WORK TO BE COMPLETED
All entries are to be given again verbatim.
++++++++
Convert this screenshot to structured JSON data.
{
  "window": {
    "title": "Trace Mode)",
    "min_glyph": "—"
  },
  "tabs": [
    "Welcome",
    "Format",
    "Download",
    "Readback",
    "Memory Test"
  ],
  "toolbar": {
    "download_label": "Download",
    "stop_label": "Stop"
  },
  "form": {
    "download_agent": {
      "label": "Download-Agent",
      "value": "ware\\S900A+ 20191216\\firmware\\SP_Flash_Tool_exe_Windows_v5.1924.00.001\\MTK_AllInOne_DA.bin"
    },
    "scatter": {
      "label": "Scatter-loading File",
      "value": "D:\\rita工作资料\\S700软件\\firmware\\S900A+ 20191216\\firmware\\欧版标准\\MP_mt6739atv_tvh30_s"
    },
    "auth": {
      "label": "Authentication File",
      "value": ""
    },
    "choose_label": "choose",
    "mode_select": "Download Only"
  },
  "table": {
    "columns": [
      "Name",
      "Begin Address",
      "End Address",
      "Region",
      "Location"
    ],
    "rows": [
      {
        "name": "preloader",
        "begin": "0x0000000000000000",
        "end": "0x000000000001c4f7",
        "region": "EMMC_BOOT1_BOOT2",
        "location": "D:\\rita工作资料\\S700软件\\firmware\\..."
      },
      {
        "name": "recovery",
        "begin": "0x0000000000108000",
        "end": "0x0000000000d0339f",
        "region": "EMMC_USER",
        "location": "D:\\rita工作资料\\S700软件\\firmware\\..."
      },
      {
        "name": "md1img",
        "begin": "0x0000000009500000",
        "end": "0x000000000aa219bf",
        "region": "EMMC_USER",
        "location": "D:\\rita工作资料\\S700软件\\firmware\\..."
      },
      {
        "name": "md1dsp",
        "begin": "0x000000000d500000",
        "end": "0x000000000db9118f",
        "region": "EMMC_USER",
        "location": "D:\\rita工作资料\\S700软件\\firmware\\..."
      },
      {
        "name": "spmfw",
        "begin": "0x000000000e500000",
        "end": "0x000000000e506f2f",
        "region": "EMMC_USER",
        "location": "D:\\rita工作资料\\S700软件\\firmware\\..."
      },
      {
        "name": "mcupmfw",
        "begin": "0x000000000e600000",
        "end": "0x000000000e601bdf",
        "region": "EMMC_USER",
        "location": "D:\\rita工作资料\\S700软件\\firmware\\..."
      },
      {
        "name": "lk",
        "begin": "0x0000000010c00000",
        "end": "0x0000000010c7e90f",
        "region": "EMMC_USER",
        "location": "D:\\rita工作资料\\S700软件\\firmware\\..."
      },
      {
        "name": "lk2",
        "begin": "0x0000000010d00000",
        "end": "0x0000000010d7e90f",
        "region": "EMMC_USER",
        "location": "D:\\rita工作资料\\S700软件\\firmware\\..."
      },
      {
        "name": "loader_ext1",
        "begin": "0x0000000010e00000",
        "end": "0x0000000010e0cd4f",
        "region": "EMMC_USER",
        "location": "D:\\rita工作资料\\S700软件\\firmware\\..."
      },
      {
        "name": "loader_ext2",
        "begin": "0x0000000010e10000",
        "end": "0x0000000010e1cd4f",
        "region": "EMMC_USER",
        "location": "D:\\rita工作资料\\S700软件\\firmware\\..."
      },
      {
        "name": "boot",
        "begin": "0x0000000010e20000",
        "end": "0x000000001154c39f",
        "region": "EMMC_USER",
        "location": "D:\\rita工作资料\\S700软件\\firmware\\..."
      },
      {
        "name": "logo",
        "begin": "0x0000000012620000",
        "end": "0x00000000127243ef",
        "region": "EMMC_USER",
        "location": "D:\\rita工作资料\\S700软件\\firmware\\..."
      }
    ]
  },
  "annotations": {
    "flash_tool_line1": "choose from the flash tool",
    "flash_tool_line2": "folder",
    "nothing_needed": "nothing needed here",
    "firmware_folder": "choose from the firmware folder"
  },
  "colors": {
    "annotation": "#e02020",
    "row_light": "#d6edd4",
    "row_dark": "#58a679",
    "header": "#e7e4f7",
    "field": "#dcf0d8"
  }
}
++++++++
SOLUTION FOR THIS TASK
Convert this screenshot to structured JSON data.
{
  "window": {
    "title": "Trace Mode)",
    "min_glyph": "—"
  },
  "tabs": [
    "Welcome",
    "Format",
    "Download",
    "Readback",
    "Memory Test"
  ],
  "toolbar": {
    "download_label": "Download",
    "stop_label": "Stop"
  },
  "form": {
    "download_agent": {
      "label": "Download-Agent",
      "value": "ware\\S900A+ 20191216\\firmware\\SP_Flash_Tool_exe_Windows_v5.1924.00.001\\MTK_AllInOne_DA.bin"
    },
    "scatter": {
      "label": "Scatter-loading File",
      "value": "D:\\rita工作资料\\S700软件\\firmware\\S900A+ 20191216\\firmware\\欧版标准\\MP_mt6739atv_tvh30_s"
    },
    "auth": {
      "label": "Authentication File",
      "value": ""
    },
    "choose_label": "choose",
    "mode_select": "Download Only"
  },
  "table": {
    "columns": [
      "Name",
      "Begin Address",
      "End Address",
      "Region",
      "Location"
    ],
    "rows": [
      {
        "name": "preloader",
        "begin": "0x0000000000000000",
        "end": "0x000000000001c4f7",
        "region": "EMMC_BOOT1_BOOT2",
        "location": "D:\\rita工作资料\\S700软件\\firmware\\..."
      },
      {
        "name": "recovery",
        "begin": "0x0000000000108000",
        "end": "0x0000000000d0339f",
        "region": "EMMC_USER",
        "location": "D:\\rita工作资料\\S700软件\\firmware\\..."
      },
      {
        "name": "md1img",
        "begin": "0x0000000009500000",
        "end": "0x000000000aa219bf",
        "region": "EMMC_USER",
        "location": "D:\\rita工作资料\\S700软件\\firmware\\..."
      },
      {
        "name": "md1dsp",
        "begin": "0x000000000d500000",
        "end": "0x000000000db9118f",
        "region": "EMMC_USER",
        "location": "D:\\rita工作资料\\S700软件\\firmware\\..."
      },
      {
        "name": "spmfw",
        "begin": "0x000000000e500000",
        "end": "0x000000000e506f2f",
        "region": "EMMC_USER",
        "location": "D:\\rita工作资料\\S700软件\\firmware\\..."
      },
      {
        "name": "mcupmfw",
        "begin": "0x000000000e600000",
        "end": "0x000000000e601bdf",
        "region": "EMMC_USER",
        "location": "D:\\rita工作资料\\S700软件\\firmware\\..."
      },
      {
        "name": "lk",
        "begin": "0x0000000010c00000",
        "end": "0x0000000010c7e90f",
        "region": "EMMC_USER",
        "location": "D:\\rita工作资料\\S700软件\\firmware\\..."
      },
      {
        "name": "lk2",
        "begin": "0x0000000010d00000",
        "end": "0x0000000010d7e90f",
        "region": "EMMC_USER",
        "location": "D:\\rita工作资料\\S700软件\\firmware\\..."
      },
      {
        "name": "loader_ext1",
        "begin": "0x0000000010e00000",
        "end": "0x0000000010e0cd4f",
        "region": "EMMC_USER",
        "location": "D:\\rita工作资料\\S700软件\\firmware\\..."
      },
      {
        "name": "loader_ext2",
        "begin": "0x0000000010e10000",
        "end": "0x0000000010e1cd4f",
        "region": "EMMC_USER",
        "location": "D:\\rita工作资料\\S700软件\\firmware\\..."
      },
      {
        "name": "boot",
        "begin": "0x0000000010e20000",
        "end": "0x000000001154c39f",
        "region": "EMMC_USER",
        "location": "D:\\rita工作资料\\S700软件\\firmware\\..."
      },
      {
        "name": "logo",
        "begin": "0x0000000012620000",
        "end": "0x00000000127243ef",
        "region": "EMMC_USER",
        "location": "D:\\rita工作资料\\S700软件\\firmware\\..."
      }
    ]
  },
  "annotations": {
    "flash_tool_line1": "choose from the flash tool",
    "flash_tool_line2": "folder",
    "nothing_needed": "nothing needed here",
    "firmware_folder": "choose from the firmware folder"
  },
  "colors": {
    "annotation": "#e02020",
    "row_light": "#d6edd4",
    "row_dark": "#58a679",
    "header": "#e7e4f7",
    "field": "#dcf0d8"
  }
}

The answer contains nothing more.